═══ Recorded data ═══

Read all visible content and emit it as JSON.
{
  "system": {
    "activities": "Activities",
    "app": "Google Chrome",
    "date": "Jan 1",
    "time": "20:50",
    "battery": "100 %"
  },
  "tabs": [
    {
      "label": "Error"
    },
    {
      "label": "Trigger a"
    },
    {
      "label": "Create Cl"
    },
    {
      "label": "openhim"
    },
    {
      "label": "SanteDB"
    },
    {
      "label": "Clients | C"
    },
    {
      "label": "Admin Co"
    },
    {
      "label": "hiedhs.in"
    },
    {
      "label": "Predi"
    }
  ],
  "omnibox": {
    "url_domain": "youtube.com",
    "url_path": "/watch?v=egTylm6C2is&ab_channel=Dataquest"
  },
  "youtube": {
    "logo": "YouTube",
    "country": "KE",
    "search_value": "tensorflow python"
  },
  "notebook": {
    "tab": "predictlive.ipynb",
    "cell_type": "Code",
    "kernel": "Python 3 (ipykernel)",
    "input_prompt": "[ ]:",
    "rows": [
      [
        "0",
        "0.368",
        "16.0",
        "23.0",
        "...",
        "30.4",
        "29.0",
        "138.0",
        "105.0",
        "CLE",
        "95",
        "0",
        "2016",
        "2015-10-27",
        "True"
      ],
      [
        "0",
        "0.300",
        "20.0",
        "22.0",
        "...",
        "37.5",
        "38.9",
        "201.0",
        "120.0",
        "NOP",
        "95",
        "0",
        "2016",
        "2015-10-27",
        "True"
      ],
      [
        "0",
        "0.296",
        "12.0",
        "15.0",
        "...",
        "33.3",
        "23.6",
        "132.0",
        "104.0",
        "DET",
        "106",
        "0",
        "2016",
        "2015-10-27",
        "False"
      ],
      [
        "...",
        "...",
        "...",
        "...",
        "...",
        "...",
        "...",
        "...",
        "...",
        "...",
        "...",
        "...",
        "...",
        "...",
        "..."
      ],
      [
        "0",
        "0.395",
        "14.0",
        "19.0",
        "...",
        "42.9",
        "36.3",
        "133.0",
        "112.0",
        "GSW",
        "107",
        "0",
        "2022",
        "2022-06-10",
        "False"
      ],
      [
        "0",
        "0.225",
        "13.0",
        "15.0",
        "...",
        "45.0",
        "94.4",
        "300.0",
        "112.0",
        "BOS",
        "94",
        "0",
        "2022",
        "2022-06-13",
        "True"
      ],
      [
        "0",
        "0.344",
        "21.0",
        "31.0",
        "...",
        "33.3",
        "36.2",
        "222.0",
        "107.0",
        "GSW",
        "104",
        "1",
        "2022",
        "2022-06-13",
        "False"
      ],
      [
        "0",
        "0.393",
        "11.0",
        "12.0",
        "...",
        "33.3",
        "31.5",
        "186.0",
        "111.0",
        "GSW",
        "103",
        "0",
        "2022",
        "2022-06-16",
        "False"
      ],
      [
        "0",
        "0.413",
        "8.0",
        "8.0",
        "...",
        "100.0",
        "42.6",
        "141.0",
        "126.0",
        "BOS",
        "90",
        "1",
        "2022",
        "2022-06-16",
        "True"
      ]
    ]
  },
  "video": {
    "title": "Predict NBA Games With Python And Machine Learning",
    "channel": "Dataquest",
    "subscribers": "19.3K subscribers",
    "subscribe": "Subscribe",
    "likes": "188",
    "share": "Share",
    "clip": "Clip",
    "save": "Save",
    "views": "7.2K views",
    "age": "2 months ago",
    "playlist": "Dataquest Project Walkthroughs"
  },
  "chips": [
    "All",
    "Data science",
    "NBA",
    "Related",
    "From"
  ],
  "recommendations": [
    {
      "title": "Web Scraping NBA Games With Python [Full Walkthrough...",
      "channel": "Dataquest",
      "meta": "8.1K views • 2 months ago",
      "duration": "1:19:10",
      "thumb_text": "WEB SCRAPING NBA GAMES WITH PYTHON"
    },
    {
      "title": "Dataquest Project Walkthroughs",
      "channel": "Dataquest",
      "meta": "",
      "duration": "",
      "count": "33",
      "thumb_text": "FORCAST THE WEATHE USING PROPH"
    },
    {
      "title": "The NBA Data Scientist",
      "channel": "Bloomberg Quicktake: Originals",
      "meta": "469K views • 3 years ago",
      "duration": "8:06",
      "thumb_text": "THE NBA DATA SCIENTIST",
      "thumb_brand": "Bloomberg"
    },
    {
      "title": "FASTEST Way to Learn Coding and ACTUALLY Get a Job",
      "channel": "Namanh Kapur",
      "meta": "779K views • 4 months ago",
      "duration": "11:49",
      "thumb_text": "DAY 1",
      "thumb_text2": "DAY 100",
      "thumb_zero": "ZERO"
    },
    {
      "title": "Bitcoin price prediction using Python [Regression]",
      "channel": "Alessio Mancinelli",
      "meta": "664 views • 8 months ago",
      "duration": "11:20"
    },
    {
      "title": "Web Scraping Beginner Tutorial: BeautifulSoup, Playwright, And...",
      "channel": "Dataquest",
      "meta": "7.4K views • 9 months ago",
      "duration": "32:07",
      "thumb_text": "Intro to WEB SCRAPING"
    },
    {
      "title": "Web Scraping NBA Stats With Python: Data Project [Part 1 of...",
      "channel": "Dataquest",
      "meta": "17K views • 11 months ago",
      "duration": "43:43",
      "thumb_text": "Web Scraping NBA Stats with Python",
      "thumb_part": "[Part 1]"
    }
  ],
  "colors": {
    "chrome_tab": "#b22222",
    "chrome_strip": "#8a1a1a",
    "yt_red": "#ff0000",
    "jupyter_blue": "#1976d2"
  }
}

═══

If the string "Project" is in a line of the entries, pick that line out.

Exercise result:
    "playlist": "Dataquest Project Walkthroughs"
      "title": "Dataquest Project Walkthroughs",
      "title": "Web Scraping NBA Stats With Python: Data Project [Part 1 of...",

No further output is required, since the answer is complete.